On top of that, a physiotherapist has other goals. They want to prevent your condition from worsening. Equally as important is their aim to educate you on ways to maintain your overall fitness and functionality.

Every patient is different. Therefore, a physical therapist will study your medical history and current conditions to help them develop a plan (and goals) for therapy. To achieve the objectives, you may encounter the following techniques:

  • Targeted exercises
  • Stretching
  • Hands-on manipulation
  • Hot and cold applications
  • Massage
  • Ultrasound
  • Electrical stimulation

Occupational Therapy

If you suffered a painful injury or medical condition that hinders you from performing your usual activities, consider getting occupational therapy (OT). An ageing adult would also benefit tremendously from OT. Simple acts such as brushing teeth or showering can become annoying challenges. With occupational therapy, the aim is an improved quality of life. Despite injury, illness, or age, you want to be independent to lead a full life.  This sense of autonomy will also help one live longer and happier.


While occupational therapy may occur in a hospital setting, the home is the perfect environment. At home, your therapist will be in the best position to evaluate the area and adapt it to reach your lifestyle goals. Likewise, the occupational therapist may recommend exercises and adaptive equipment, such as a raised toilet seat or grab bar. These tools not only make life easier but prevent falls and other injuries.  On top of it, they encourage independence.

As occupational therapy frequently happens in the home setting, the therapist may offer guidance and education to family members and caregivers. Further, they may join forces with other rehab therapists to coordinate care for optimised results. For example, the team may design personalised physical therapy exercises to reduce stiffness and improve flexibility and strength.

Other areas in which occupational therapy helps a patient include:

  • Vision
  • Self-care
  • Cognitive skills and memory
  • Pain management

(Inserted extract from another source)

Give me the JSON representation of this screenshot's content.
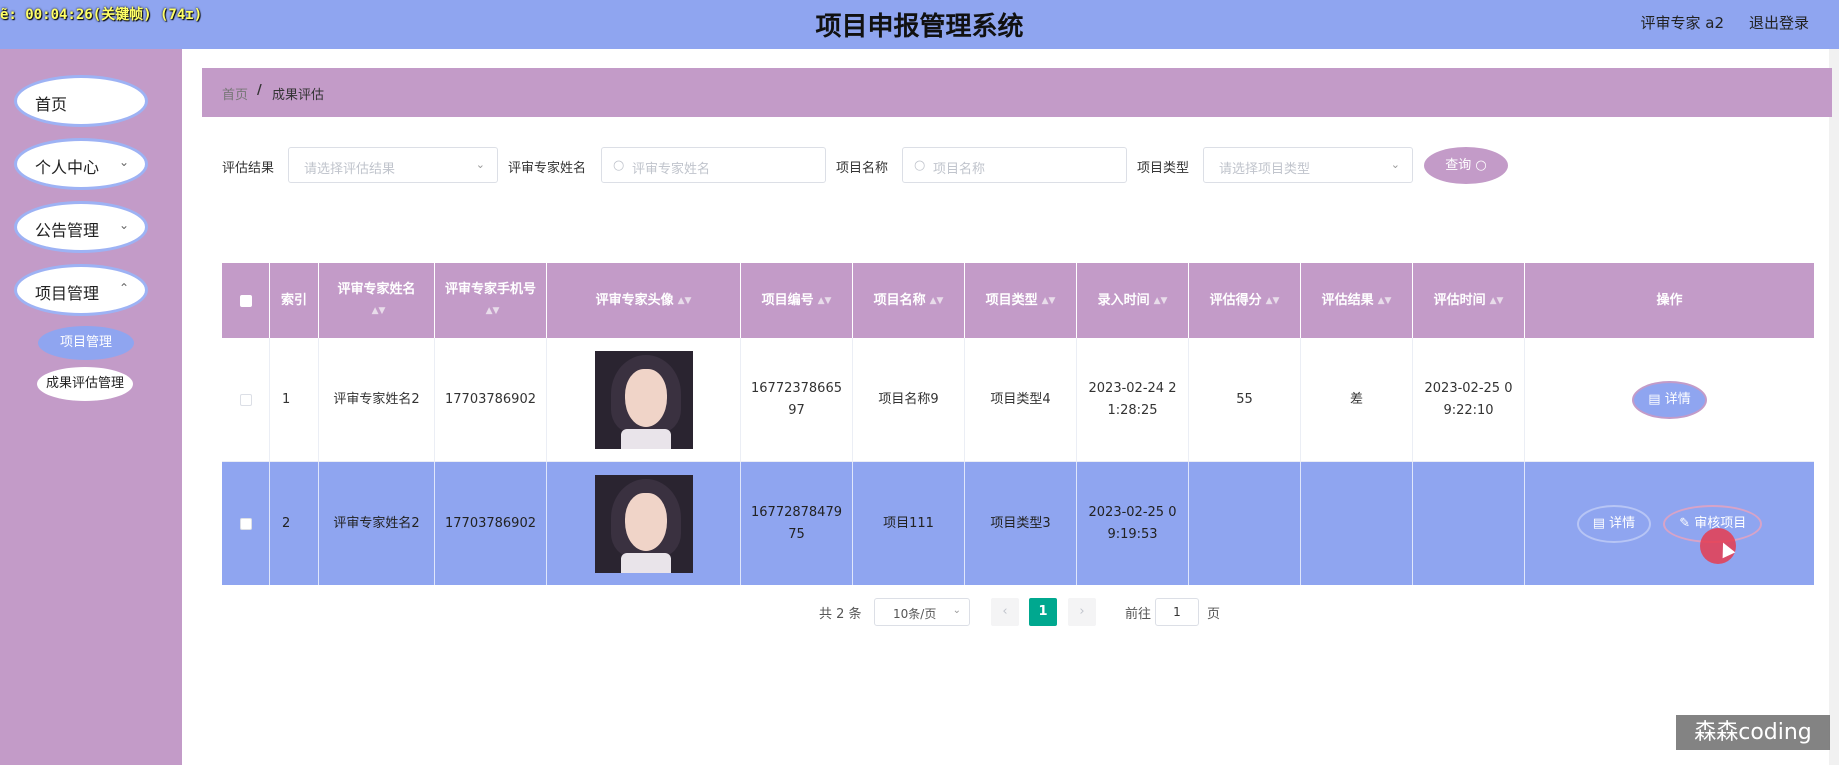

The Differences (and Similarities) Between OT and PT

While occupational therapy shares similarities with physical therapy, they diverge in their primary objectives.  Another contrast is the ways of aiding patients. The fundamental distinction lies in their focus: physical therapy aims to enhance a patient’s physical mobility, whereas occupational therapy centres on improving their capacity for self-care and daily activities.

For instance, a physical therapist concentrates on rebuilding muscle strength and mobility in individuals recovering from conditions like strokes, while an occupational therapist assists patients in mastering essential daily tasks such as walking, eating, bathing, and dressing. Frequently, these two therapies are integrated to provide comprehensive relief and maximise a patient’s overall progress.

With that said, the overall purposes of OT and PT are the same. They both aim to improve your functions and quality of life. With OT and PT, you will gain valuable knowledge to maintain your health and well-being. Another similarity lies in their design. Both imply hands-on care tailored to your specific needs. Additionally, the tasks tackled by occupational and physical therapists may overlap. These may include stretches and exercises.

Deciding Between PT and OT

Upon leaving the hospital, you may experience a sense of dread. How will you survive without the help of those wonderful nurses? Will you ever be able to use the toilet independently again? Is walking up and down the stairs a challenge you have to endure for the rest of your life? Don’t let these worries plague your well-being. With the right specialists by your side, you’ll be able to return to your everyday activities before you know it.

Based on your specific needs and conditions, your doctor will help you decide whether physiotherapy or occupational therapy is the right choice. As you explore your options, talk to the people at Lifeweavers. With a team of highly qualified specialists, our purpose is to deliver a personal, detail-oriented healthcare experience.

We are open to direct referral to our therapy services and are happy to discuss your cases.